**WHAT IS REQUIRED:** Return every record exactly. Omit nothing.

**PROVIDED ENTRIES:**
=-=-=
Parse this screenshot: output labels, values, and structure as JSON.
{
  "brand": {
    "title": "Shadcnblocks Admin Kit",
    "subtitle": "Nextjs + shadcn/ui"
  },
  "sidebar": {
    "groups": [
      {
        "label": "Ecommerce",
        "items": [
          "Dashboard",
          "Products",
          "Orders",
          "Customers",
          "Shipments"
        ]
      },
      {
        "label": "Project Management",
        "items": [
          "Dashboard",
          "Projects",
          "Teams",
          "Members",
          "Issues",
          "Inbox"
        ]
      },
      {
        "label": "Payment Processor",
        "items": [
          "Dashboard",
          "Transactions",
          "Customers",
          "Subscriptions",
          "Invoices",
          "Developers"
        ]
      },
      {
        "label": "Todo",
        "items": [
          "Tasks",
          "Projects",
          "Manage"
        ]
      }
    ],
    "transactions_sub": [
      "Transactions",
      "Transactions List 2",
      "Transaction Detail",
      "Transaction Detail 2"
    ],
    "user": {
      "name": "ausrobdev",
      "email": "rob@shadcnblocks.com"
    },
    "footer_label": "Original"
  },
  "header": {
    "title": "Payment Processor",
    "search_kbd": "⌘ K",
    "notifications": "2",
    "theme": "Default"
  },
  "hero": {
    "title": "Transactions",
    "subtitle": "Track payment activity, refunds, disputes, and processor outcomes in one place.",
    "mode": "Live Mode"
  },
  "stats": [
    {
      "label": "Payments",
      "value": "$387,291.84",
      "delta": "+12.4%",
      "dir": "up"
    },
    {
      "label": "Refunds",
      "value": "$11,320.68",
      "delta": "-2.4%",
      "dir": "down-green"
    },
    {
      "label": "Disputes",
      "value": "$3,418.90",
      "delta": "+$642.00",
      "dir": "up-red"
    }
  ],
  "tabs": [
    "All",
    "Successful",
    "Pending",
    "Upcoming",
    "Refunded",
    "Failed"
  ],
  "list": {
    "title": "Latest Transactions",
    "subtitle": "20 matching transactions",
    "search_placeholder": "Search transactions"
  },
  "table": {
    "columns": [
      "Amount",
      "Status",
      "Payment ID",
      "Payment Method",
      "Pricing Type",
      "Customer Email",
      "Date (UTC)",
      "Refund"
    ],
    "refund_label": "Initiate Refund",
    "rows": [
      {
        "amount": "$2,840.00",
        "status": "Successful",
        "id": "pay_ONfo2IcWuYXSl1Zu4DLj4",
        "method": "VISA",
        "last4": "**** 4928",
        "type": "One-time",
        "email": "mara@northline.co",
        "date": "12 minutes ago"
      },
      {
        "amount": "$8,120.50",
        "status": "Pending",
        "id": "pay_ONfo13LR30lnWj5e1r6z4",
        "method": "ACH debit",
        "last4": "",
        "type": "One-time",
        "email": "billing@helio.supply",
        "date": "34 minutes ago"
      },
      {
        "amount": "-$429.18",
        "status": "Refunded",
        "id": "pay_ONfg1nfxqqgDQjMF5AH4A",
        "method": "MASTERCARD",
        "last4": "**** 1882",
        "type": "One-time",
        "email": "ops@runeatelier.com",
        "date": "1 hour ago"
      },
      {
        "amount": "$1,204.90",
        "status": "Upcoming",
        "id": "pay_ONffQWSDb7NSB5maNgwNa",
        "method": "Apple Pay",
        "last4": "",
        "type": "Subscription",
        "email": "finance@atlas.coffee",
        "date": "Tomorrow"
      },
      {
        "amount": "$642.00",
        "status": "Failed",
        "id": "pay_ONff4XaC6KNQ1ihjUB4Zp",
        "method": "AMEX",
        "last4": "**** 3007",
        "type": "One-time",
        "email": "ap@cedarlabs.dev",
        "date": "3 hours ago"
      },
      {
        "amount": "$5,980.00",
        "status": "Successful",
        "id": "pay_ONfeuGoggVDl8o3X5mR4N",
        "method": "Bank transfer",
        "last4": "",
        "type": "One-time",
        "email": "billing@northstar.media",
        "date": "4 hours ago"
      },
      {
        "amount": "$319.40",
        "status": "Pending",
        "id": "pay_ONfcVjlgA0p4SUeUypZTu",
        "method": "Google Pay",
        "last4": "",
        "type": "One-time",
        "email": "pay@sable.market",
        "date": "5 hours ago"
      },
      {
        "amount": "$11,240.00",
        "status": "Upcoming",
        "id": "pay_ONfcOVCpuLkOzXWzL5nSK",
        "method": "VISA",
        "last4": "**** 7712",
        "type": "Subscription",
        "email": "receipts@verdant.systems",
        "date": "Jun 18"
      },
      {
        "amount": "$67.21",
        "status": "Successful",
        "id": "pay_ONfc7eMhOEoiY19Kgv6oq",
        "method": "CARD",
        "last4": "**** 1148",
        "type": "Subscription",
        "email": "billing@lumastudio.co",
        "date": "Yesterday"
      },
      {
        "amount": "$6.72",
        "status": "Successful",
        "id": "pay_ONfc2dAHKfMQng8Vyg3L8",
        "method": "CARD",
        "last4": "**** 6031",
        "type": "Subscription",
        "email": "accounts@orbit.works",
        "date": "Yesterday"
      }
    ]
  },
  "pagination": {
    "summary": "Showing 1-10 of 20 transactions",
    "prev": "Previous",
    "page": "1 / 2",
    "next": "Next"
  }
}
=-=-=
**OUTPUT OF THE TASK:**
Parse this screenshot: output labels, values, and structure as JSON.
{
  "brand": {
    "title": "Shadcnblocks Admin Kit",
    "subtitle": "Nextjs + shadcn/ui"
  },
  "sidebar": {
    "groups": [
      {
        "label": "Ecommerce",
        "items": [
          "Dashboard",
          "Products",
          "Orders",
          "Customers",
          "Shipments"
        ]
      },
      {
        "label": "Project Management",
        "items": [
          "Dashboard",
          "Projects",
          "Teams",
          "Members",
          "Issues",
          "Inbox"
        ]
      },
      {
        "label": "Payment Processor",
        "items": [
          "Dashboard",
          "Transactions",
          "Customers",
          "Subscriptions",
          "Invoices",
          "Developers"
        ]
      },
      {
        "label": "Todo",
        "items": [
          "Tasks",
          "Projects",
          "Manage"
        ]
      }
    ],
    "transactions_sub": [
      "Transactions",
      "Transactions List 2",
      "Transaction Detail",
      "Transaction Detail 2"
    ],
    "user": {
      "name": "ausrobdev",
      "email": "rob@shadcnblocks.com"
    },
    "footer_label": "Original"
  },
  "header": {
    "title": "Payment Processor",
    "search_kbd": "⌘ K",
    "notifications": "2",
    "theme": "Default"
  },
  "hero": {
    "title": "Transactions",
    "subtitle": "Track payment activity, refunds, disputes, and processor outcomes in one place.",
    "mode": "Live Mode"
  },
  "stats": [
    {
      "label": "Payments",
      "value": "$387,291.84",
      "delta": "+12.4%",
      "dir": "up"
    },
    {
      "label": "Refunds",
      "value": "$11,320.68",
      "delta": "-2.4%",
      "dir": "down-green"
    },
    {
      "label": "Disputes",
      "value": "$3,418.90",
      "delta": "+$642.00",
      "dir": "up-red"
    }
  ],
  "tabs": [
    "All",
    "Successful",
    "Pending",
    "Upcoming",
    "Refunded",
    "Failed"
  ],
  "list": {
    "title": "Latest Transactions",
    "subtitle": "20 matching transactions",
    "search_placeholder": "Search transactions"
  },
  "table": {
    "columns": [
      "Amount",
      "Status",
      "Payment ID",
      "Payment Method",
      "Pricing Type",
      "Customer Email",
      "Date (UTC)",
      "Refund"
    ],
    "refund_label": "Initiate Refund",
    "rows": [
      {
        "amount": "$2,840.00",
        "status": "Successful",
        "id": "pay_ONfo2IcWuYXSl1Zu4DLj4",
        "method": "VISA",
        "last4": "**** 4928",
        "type": "One-time",
        "email": "mara@northline.co",
        "date": "12 minutes ago"
      },
      {
        "amount": "$8,120.50",
        "status": "Pending",
        "id": "pay_ONfo13LR30lnWj5e1r6z4",
        "method": "ACH debit",
        "last4": "",
        "type": "One-time",
        "email": "billing@helio.supply",
        "date": "34 minutes ago"
      },
      {
        "amount": "-$429.18",
        "status": "Refunded",
        "id": "pay_ONfg1nfxqqgDQjMF5AH4A",
        "method": "MASTERCARD",
        "last4": "**** 1882",
        "type": "One-time",
        "email": "ops@runeatelier.com",
        "date": "1 hour ago"
      },
      {
        "amount": "$1,204.90",
        "status": "Upcoming",
        "id": "pay_ONffQWSDb7NSB5maNgwNa",
        "method": "Apple Pay",
        "last4": "",
        "type": "Subscription",
        "email": "finance@atlas.coffee",
        "date": "Tomorrow"
      },
      {
        "amount": "$642.00",
        "status": "Failed",
        "id": "pay_ONff4XaC6KNQ1ihjUB4Zp",
        "method": "AMEX",
        "last4": "**** 3007",
        "type": "One-time",
        "email": "ap@cedarlabs.dev",
        "date": "3 hours ago"
      },
      {
        "amount": "$5,980.00",
        "status": "Successful",
        "id": "pay_ONfeuGoggVDl8o3X5mR4N",
        "method": "Bank transfer",
        "last4": "",
        "type": "One-time",
        "email": "billing@northstar.media",
        "date": "4 hours ago"
      },
      {
        "amount": "$319.40",
        "status": "Pending",
        "id": "pay_ONfcVjlgA0p4SUeUypZTu",
        "method": "Google Pay",
        "last4": "",
        "type": "One-time",
        "email": "pay@sable.market",
        "date": "5 hours ago"
      },
      {
        "amount": "$11,240.00",
        "status": "Upcoming",
        "id": "pay_ONfcOVCpuLkOzXWzL5nSK",
        "method": "VISA",
        "last4": "**** 7712",
        "type": "Subscription",
        "email": "receipts@verdant.systems",
        "date": "Jun 18"
      },
      {
        "amount": "$67.21",
        "status": "Successful",
        "id": "pay_ONfc7eMhOEoiY19Kgv6oq",
        "method": "CARD",
        "last4": "**** 1148",
        "type": "Subscription",
        "email": "billing@lumastudio.co",
        "date": "Yesterday"
      },
      {
        "amount": "$6.72",
        "status": "Successful",
        "id": "pay_ONfc2dAHKfMQng8Vyg3L8",
        "method": "CARD",
        "last4": "**** 6031",
        "type": "Subscription",
        "email": "accounts@orbit.works",
        "date": "Yesterday"
      }
    ]
  },
  "pagination": {
    "summary": "Showing 1-10 of 20 transactions",
    "prev": "Previous",
    "page": "1 / 2",
    "next": "Next"
  }
}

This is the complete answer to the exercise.